It was all Sarah's blood.

Zabar had bitten multiple times directly into Sarah's right index finger, and had raked parallel furrows in her left palm. It was not a good scene. We got her washed up, examined, and we all spent a while calming down. Then we did what any group of sound-minded individuals would do: we went out for French food and chestnut gelato.

When we got home, Alexis, having had an evening to think on it, decided to do some medical research regarding possible infection and tendon damage. How, you may ask, does a doctor do medical research in a house full of nothing more than law texts and expensive liquor? She begged me not to reveal it, but here's the HORRIFYING TRUTH:

She used Google.

That's right. Doctors, when faced with a medical quandary, do what you or I do when researching the origins of "The Shocker," they Google it. She was then able to give her $150,000 medical opinion: "It's only bad if the red starts moving elsewhere." Then she demanded expensive chocolate. And got it.


The next day, Sarah and Mark did whatever they profess to do with their days, and we went suit shopping downtown. By the time we met up in the evening, Sarah's bandaged hand was hot and red, so we did what we had to: STARTLINGLY...

that meant going out for Indian food.

We got home late, mouths burning from some damn spicy Sag Paneer, and checked back in with the Google imagery. Sarah held her hand up next to the screen for comparison, and we read the small print: "infection can move into the joint within 24 hours." Oh. Like, yesterday before we went to dinner. Nice.

At about 9:30pm, Sarah was calling a doctor for an emergency room referral, and in a few minutes, Sarah, Mark, and Alexis had piled into the car to head to the hospital. I stayed behind to ensure inter-species conviviality and to watch the X-Files fourth season, was too scared to watch alone, and promptly fell asleep.

By the time Alexis crawled into bed at 5:00am, Sarah and Mark had been begging for emergency surgery for several hours.

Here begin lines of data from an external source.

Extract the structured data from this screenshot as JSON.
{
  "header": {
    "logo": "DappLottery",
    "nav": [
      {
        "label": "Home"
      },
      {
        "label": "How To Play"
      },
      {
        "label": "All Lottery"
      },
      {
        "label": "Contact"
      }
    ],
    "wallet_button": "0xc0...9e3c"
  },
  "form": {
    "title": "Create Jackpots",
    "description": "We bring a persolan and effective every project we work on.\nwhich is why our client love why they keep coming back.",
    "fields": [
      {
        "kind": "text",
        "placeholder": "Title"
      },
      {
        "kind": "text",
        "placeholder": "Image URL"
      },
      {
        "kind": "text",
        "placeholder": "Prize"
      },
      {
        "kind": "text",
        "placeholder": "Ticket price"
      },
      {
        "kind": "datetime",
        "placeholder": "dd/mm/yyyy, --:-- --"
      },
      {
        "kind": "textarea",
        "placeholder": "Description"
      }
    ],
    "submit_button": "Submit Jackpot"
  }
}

Not because of the pain, you see, the HORRIFYING TRUTH is that:

they didn't want to miss the next day's classes.

So, Sarah spent the night lying gurney, shooting up IV antibiotics, with the embarrassing fact of her one true allergy scrawled hastily on her hospital bracelet. And this allergy, known only as a result of the countless hours spent wrapping twinkle lights on countless Christmas Trees.

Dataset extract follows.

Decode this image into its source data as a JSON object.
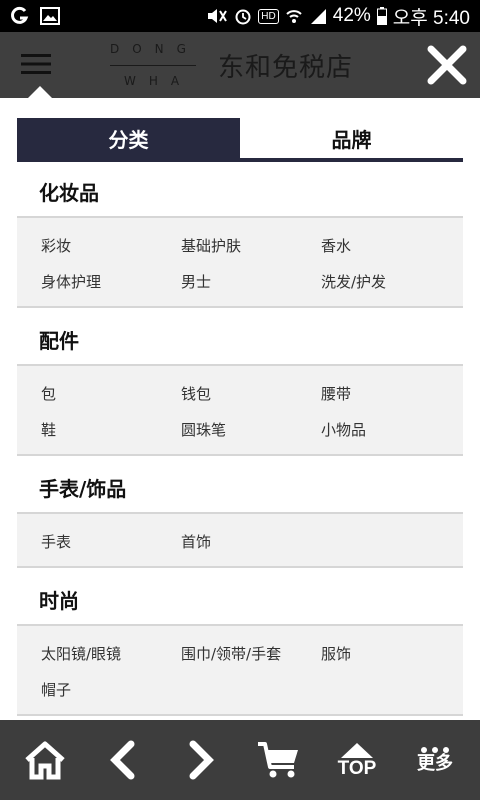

Oh, Tenenbaum.

At the end of it, Sarah had 24+ hours of mainlined antibiotic, emergency hand surgery (three incisions - with two left open to drain. The infection, had, indeed gone straight to the joint and tendon, and could have shot up her arm within a few days). As a final, terrible, STARTLING EVENT:

Sarah has to take in IV antibiotics four times daily for three weeks. For this, she has a temporary PIC line (a port) in her upper arm.

I can see it now, Sarah and Mark in class - Socratic fury in full effect - and Mark holding the IV bag high to get the last few drops in.

"Mr. Spottswood, do you have something to add?"